Supportive living complexes may be unsafe, officials say
Over a quarter of residents in Alberta's supported living facilities may be unsafe because there is insufficient staffing and care for their complex medical needs, according to a recent study.
And the report - co-written by epidemiologists at the University of Calgary and University of Alberta - found seniors in these facilities were more than twice as likely to be rushed to an emergency ward or end up staying overnight in a hospital compared with nursing home patients who have round-the-clock nursing care.
"We have put some people in supported living when we should have known their condition could quickly deteriorate and there was a lack of medical oversight," author Colleen Maxwell said. "We do worry whether people with diabetes, heart conditions and dementia are slipping through the cracks."
Maxwell, a former U of C researcher who is now a professor at the University of Waterloo's school of public health, said she was surprised to find that over half the residents in sup-ported living facilities were medically unstable and nearly 60 per cent had been diagnosed with dementia.
But the facilities were much less likely to have the medical expertise to handle these conditions than nursing homes. Only 34 per cent had doctors who were formally affiliated with the facility.
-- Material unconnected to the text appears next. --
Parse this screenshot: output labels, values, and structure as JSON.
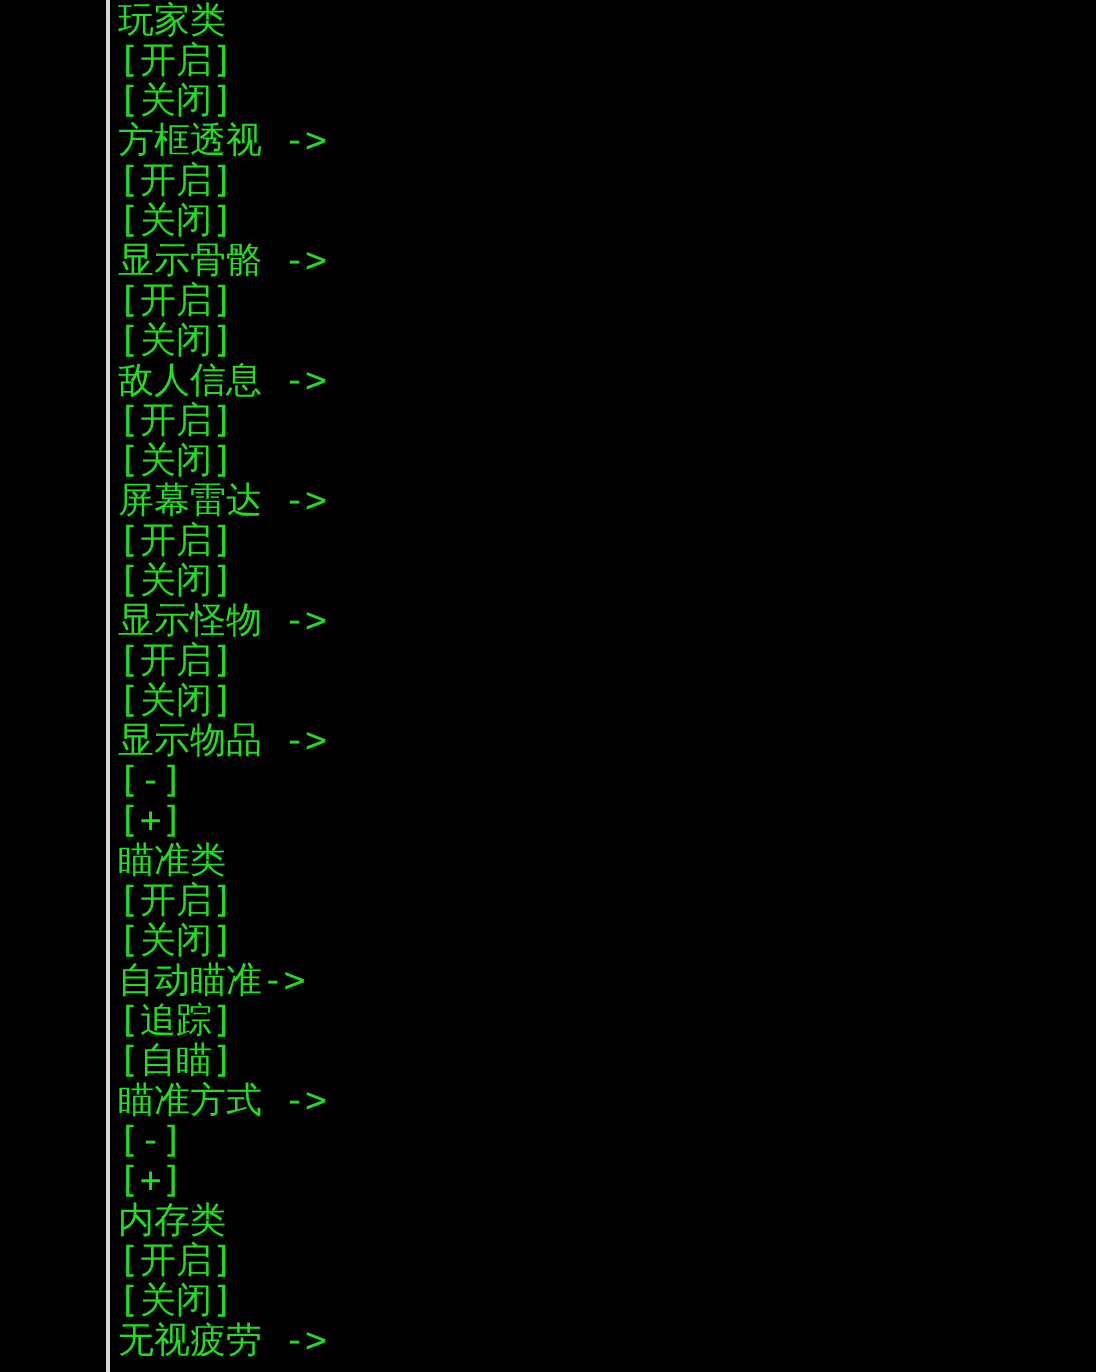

Less than half had a licensed practical nurse on duty at all times.
"Everybody wants a more home-like environment and likes the idea of aging in place," Maxwell said, "but as with the experience in the United States, there are questions about whether a supported living facility can respond to prevent ad-verse events."
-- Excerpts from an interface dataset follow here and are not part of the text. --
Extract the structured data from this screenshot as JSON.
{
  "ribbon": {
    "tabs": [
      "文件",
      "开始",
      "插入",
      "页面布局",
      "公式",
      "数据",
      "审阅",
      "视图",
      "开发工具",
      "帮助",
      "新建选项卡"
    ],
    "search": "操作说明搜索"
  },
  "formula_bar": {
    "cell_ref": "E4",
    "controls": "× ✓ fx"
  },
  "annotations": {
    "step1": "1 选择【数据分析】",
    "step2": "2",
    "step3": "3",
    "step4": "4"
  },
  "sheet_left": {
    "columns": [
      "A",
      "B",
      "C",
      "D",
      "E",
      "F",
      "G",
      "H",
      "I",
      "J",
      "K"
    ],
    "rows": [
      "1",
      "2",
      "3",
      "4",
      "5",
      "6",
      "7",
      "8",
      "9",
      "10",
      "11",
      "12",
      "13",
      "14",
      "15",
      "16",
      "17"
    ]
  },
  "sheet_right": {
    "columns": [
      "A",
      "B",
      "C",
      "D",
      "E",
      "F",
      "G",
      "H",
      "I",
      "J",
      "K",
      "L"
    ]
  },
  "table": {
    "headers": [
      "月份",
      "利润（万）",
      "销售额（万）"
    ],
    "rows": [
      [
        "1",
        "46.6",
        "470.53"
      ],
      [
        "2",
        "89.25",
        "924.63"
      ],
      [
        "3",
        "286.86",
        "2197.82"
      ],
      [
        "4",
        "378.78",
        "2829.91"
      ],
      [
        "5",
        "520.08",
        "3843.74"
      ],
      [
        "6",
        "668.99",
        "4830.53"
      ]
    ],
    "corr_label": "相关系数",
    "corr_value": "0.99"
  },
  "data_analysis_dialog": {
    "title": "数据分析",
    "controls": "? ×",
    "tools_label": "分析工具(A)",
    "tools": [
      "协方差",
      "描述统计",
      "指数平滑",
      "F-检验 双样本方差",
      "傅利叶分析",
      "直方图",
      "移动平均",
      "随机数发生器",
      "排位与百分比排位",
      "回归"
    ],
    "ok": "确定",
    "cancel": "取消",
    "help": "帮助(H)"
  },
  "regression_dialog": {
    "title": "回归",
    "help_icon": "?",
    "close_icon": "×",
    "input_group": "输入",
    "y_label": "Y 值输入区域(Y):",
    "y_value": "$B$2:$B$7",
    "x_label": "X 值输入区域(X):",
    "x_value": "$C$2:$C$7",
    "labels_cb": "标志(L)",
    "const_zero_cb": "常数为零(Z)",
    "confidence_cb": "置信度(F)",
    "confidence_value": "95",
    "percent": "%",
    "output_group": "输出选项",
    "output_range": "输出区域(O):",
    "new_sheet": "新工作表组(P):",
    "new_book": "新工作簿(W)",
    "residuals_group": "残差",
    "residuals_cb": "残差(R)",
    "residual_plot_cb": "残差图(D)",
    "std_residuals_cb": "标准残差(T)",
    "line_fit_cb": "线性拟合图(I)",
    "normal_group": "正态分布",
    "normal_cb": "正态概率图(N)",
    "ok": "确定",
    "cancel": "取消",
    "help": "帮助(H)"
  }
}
The survey of over 2,000 residents - half in supported living facilities and half in nursing homes - showed marked differences in how residents accessed medical care and what it cost the system.
In the previous 90 days, patients in a long-term care setting were 50 per cent more likely to have seen a doctor, but they were less than half as likely to have been hospitalized or to have visited an ER.
"Once someone has a hip fracture, they have to go the ER," Maxwell said. "The question is, was everything was done at the facility to prevent that fall."
She said the survey also found residents in supported living paid higher fees, faced additional costs for health-related supplies and services and that family caregivers were expected to bear more of the burden of care.
"There is this off-loading of costs and care on to family members," she said.
"Many told us they enjoyed getting involved, but there is a limit beyond which we can expect caregiver burn-out or the exhaustion of financial resources."
Liberal health critic Dr. David Swann said the findings raise serious questions about the province's continuing care strategy and its focus on adding more supported living beds instead of nursing home spaces.
"If the government wants people to age in place, they need to ensure they are getting adequate medical attention," Swann said.
"When patients end up in ERs and hospitals, it's neither the best care nor is it the most cost-effective for the system."
In the wake of conflicting numbers from the seniors ministry about the number of nursing home beds, Health Minister Fred Horne released figures this week that show Alberta has 50 fewer spaces today than it did four years ago, when the province promised it would add hundreds of new beds to eliminate hospital gridlock and shorten ER waits.
Wildrose health critic Heather Forsyth said she was troubled by the decline in the number of nursing home beds and the government's difficulty in pinning down an exact number.
Calgary Herald, Tues Mar 13 2012
Byline: Matt McClure